SOURCE RECORDS:
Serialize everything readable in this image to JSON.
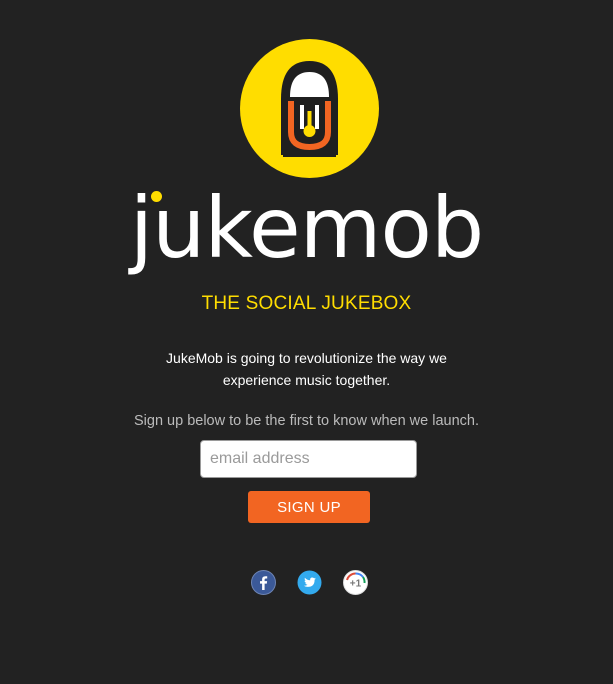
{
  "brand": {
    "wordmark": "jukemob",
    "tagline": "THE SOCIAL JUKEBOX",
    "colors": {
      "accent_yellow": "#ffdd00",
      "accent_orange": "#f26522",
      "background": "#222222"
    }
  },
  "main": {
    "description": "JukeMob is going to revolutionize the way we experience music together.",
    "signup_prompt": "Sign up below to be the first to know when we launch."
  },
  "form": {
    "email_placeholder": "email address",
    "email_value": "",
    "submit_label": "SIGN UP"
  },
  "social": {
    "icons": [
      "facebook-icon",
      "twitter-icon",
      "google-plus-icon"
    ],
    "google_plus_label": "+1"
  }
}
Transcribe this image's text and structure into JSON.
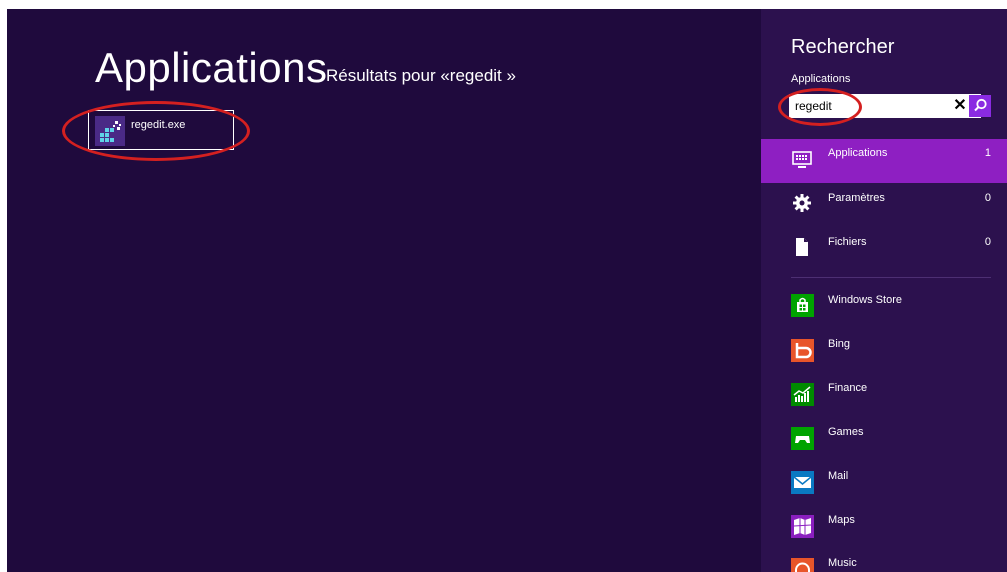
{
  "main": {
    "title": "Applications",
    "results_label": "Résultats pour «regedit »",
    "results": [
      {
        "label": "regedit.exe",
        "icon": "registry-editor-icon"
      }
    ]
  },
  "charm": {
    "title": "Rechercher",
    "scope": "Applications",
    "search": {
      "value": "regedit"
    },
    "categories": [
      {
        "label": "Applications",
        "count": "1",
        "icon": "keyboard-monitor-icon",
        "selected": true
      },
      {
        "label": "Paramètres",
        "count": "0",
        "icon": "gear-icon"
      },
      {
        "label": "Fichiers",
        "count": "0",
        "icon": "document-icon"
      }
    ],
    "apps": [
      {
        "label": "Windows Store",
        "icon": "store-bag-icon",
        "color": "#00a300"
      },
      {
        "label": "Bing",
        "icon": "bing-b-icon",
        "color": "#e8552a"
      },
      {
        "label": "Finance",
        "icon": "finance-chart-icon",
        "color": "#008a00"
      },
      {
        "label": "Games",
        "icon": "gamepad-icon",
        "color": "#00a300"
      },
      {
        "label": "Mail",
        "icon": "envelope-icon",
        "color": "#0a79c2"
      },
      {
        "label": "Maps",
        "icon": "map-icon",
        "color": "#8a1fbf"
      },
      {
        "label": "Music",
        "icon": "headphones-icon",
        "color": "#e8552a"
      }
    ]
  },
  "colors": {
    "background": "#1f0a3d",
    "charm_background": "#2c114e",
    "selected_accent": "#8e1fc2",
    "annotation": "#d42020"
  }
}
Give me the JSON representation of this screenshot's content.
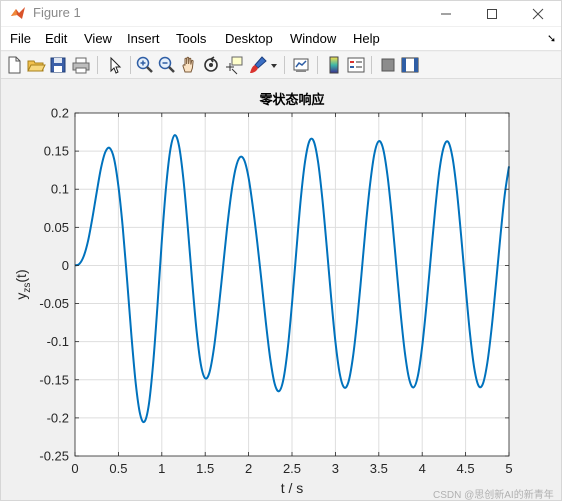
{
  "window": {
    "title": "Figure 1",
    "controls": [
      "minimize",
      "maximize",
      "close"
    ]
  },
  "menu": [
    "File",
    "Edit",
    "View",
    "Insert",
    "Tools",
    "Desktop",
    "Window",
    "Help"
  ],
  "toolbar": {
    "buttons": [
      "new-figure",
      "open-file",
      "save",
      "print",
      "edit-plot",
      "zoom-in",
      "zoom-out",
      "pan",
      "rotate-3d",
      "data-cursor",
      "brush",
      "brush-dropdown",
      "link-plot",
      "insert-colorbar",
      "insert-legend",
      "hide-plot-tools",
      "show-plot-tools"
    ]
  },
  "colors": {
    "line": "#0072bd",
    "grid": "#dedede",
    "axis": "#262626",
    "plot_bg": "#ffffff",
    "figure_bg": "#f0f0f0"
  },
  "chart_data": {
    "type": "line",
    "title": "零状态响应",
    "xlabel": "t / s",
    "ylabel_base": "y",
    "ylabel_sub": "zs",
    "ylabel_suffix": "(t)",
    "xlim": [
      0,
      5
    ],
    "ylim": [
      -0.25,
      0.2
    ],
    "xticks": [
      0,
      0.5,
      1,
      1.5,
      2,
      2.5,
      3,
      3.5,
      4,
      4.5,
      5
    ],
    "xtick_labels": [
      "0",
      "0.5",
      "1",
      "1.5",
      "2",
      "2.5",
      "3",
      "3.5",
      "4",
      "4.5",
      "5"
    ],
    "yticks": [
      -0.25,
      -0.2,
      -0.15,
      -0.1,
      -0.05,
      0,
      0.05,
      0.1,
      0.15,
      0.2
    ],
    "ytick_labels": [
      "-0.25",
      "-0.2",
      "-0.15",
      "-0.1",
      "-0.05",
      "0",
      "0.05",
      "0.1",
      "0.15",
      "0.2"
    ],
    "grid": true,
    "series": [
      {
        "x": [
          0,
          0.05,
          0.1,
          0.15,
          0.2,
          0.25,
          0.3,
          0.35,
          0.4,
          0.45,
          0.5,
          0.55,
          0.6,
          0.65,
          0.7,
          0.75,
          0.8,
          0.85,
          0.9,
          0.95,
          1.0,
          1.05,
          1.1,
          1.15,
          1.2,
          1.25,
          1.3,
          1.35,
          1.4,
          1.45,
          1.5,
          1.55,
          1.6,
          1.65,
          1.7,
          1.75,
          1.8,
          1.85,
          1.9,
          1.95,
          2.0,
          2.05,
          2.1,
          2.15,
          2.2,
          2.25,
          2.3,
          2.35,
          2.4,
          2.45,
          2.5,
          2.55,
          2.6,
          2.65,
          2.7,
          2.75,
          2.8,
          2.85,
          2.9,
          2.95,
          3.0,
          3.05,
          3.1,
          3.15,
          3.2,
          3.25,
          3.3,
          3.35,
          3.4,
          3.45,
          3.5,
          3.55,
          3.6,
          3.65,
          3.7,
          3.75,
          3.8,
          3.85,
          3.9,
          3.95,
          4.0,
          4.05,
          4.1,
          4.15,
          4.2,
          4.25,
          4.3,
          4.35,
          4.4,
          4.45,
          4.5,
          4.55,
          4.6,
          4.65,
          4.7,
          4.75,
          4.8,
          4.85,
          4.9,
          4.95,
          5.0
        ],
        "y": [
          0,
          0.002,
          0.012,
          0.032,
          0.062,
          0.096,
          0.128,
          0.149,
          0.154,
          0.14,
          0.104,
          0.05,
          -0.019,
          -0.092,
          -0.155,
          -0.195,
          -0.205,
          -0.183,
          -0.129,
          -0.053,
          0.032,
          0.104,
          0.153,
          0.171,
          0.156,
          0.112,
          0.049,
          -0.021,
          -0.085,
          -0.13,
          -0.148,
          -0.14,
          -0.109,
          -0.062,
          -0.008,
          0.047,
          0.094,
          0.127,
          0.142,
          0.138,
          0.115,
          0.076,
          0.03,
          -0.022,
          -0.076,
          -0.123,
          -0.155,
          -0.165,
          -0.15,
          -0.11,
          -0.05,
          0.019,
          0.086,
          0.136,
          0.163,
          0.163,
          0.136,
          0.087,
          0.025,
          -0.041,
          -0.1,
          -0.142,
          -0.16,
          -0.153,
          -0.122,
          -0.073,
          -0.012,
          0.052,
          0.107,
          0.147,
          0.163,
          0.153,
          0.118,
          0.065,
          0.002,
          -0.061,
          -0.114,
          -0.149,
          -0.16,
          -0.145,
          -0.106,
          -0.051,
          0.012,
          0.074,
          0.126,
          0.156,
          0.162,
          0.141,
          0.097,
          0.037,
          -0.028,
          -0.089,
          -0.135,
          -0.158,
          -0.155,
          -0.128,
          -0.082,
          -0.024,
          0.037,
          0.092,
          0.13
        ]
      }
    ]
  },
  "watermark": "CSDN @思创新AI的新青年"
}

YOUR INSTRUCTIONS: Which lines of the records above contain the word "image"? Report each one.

ANSWER SPACE:
Serialize everything readable in this image to JSON.
Transcribe this image's text and structure into JSON.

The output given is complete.